WHO WAS that guy?
Someone from Villanova had just gone out for a pass in a game with Kentucky, caught the ball and scored a touchdown. The radio announcer broadcasting the game had no idea who it was.
But 10 minutes later, after conducting a quick investigation, the announcer revealed that the mystery player was John J. Giordano, who, being a freshman, wasn't listed on the team roster.
Back in Philly, John's family, listening to the game at the iconic family store in the Ninth Street Market, erupted in cheers. Their boy had made it!
What happened was the Villanova coach had sent John onto the field to give the quarterback a play.
"What are you doing in here?" the quarterback demanded. Well, never mind, go long. John did, and the rest is a Villanova and Philadelphia sports legend.
John J. Giordano, an outstanding athlete at Malvern Prep and Villanova University, good enough to be drafted by the Pittsburgh Steelers in 1955, who instead stayed in Philadelphia and ran the P&F Giordano Italian market at 9th Street and Washington Avenue, died Friday at St. Joseph's Manor in Huntingdon Valley. He was 84 and lived in the Northeast.
John was born to Paul and Frances Giordano, who founded the market in 1921. He took his athletic talents to Malvern Preparatory School, where he excelled in football, track and baseball.

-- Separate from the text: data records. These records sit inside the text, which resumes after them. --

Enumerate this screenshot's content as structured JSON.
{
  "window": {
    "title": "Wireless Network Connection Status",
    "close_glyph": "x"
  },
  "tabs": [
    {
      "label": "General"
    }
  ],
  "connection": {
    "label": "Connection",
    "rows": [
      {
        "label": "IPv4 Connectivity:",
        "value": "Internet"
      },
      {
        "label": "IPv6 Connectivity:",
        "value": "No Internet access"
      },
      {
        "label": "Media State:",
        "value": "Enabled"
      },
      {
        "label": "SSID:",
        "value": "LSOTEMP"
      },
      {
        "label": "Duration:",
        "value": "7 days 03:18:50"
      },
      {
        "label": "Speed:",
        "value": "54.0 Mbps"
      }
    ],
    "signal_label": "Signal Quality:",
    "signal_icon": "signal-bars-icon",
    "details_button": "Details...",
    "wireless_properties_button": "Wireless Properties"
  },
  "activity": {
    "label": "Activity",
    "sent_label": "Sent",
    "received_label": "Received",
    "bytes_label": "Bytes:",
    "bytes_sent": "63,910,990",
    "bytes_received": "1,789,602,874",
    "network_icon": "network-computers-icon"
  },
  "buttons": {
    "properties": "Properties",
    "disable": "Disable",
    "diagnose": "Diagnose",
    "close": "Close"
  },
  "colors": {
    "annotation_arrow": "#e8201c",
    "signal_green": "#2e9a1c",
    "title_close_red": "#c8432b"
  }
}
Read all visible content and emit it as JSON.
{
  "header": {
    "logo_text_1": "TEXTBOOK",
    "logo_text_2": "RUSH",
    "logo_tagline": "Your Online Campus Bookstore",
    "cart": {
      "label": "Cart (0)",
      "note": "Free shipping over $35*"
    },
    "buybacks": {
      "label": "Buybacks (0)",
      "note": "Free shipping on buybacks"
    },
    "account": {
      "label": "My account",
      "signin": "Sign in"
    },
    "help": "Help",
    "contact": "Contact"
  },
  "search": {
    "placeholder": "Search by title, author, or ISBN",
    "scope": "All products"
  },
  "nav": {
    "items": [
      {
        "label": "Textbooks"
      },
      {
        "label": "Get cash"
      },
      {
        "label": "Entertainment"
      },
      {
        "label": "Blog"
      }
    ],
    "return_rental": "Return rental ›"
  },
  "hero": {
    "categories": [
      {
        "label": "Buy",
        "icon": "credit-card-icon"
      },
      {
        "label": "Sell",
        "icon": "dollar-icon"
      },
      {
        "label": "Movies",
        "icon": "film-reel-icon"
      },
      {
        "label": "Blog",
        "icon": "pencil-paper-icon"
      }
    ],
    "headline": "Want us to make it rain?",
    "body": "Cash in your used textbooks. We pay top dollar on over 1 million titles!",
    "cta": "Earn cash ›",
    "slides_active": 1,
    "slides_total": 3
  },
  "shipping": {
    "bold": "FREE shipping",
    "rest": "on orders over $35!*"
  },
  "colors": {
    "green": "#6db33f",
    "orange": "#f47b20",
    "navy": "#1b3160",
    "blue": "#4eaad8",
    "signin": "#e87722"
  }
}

He received a scholarship to Villanova and was part of its powerhouse team from 1952 to 1955 - "and loved to talk about it," his family said.
John was drafted by the Steelers, but opted to go to Temple University Law School. He spent a year there and decided the law was not for him (two of his sons are lawyers) and returned to run the Italian market.
In recent years, health issues caused him to pass on operation of the market to his sons.
"He was selfless and kind-hearted," said his only daughter, Bernice Duesler. "He was everyone's favorite. He was very giving. If you were hungry, he would feed you. Whatever help you needed, he was there for you."
John was married to Regina Nowacki, with whom he had six children.
In 1986, Regina won a Lotto jackpot worth $2.5 million after having a dream in which she believed her late father gave her a message to play the numbers in old Lotto tickets she had saved. She did, and they hit.
The winnings were disbursed among family members.
Regina died in 2001. Besides his daughter, he is survived by five sons, Paul, Wally, John Jr., Francis and Eugene; three sisters, Johanna, Theresa and Rita; a brother, Paul; 14 grandchildren, and his companion, Joan Maguire.
Services: Funeral Mass 11 a.m. Monday at Our Lady of Calvary Church, 11024 Knights Rd. Burial will be in Our Lady of Grace Cemetery, Langhorne.
Donations may be made to Our Lady of Calvary Church, Holy Ghost Prep or Nazareth Academy Grade School.